By Jane Luscombe
The latest baby craze is creating concerns among safety experts and scepticism among scientists.
Retailers say amber teething necklaces are best sellers among new parents, but there is no medical proof they even work.
“There’s loads of babies wearing them, so there has to be something in it,” says Clare Cheetham, whose son Henry is proudly sporting his first two teeth.
Ms Cheetham tied on an amber necklace to help him through the troubling times. The necklace was a gift from her sister, who swears by them.
“It carries a lot of different properties for healing and soothing,” says Ms Cheetham’s sister, Anne Walbridge.
“Apparently it can help with depression as well.”
Retails charge up to $90 for the necklaces and claim they work by releasing trace amounts of a natural pain reliever, when the amber is warmed on the baby’s skin.
Chemistry professor at Otago University, Alan Blackman says that is nonsense.
“You have to heat amber to over 200degC in order to be able to get any volatiles out of it, so I find that quite unlikely.”
The Ministry of Consumer Affairs says there is a risk children could be strangled or hang themselves.
- Amber necklaces should be removed from a baby when the baby is unattended, even if this is likely to be for a very short period of time.
- Babies should not be left wearing necklaces while sleeping – whether that is during the day or overnight.
Children’s dentist Nina Vasan says teething rings are a better option.
“My concern would be the safety of the beads and making sure, if they did break, the children are not inhaling or choking on them,” she says.
The beads are a best seller in Louisa Currie’s online baby shop Belly Beyond.

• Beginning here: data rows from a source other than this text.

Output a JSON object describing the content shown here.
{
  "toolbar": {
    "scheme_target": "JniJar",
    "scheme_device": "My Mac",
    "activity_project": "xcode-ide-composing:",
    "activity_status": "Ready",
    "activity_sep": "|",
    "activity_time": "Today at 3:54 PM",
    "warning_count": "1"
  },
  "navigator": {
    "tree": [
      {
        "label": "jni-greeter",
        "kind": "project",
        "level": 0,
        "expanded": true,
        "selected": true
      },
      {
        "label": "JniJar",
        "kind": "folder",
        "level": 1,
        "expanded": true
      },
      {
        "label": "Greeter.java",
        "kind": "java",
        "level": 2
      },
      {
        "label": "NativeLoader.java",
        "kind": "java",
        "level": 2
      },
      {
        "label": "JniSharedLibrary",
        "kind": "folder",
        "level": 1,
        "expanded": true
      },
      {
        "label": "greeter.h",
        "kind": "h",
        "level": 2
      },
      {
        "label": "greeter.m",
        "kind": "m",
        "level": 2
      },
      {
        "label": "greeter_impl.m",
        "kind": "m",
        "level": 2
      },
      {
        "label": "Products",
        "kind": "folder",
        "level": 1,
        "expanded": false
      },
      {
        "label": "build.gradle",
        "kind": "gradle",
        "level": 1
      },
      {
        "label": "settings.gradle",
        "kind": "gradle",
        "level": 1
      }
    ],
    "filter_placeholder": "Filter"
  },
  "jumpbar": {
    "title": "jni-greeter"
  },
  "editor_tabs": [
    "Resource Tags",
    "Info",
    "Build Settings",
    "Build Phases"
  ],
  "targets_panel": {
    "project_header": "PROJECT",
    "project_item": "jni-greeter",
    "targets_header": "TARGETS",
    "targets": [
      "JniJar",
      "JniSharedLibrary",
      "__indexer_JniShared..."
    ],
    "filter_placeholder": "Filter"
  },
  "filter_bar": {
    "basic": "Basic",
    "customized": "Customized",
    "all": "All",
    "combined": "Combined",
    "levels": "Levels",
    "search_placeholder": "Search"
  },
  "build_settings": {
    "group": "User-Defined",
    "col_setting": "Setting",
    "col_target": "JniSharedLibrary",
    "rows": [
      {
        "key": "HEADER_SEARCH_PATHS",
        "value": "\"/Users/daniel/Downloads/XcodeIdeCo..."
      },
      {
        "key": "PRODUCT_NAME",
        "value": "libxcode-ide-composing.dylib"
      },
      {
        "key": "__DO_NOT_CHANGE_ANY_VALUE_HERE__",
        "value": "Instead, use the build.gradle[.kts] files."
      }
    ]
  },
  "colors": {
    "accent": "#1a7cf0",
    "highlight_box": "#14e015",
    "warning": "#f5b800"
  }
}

Hers break easily to prevent strangulation.
“I don’t know how these work, I simply know myself and from the feedback we get – it’s glowing about them,” she says.
Ms Currie accepts there are poor imitations on sale too.
One sceptic puts it bluntly; you’d never tie a piece of string around a baby’s neck, so should you really put on a necklace?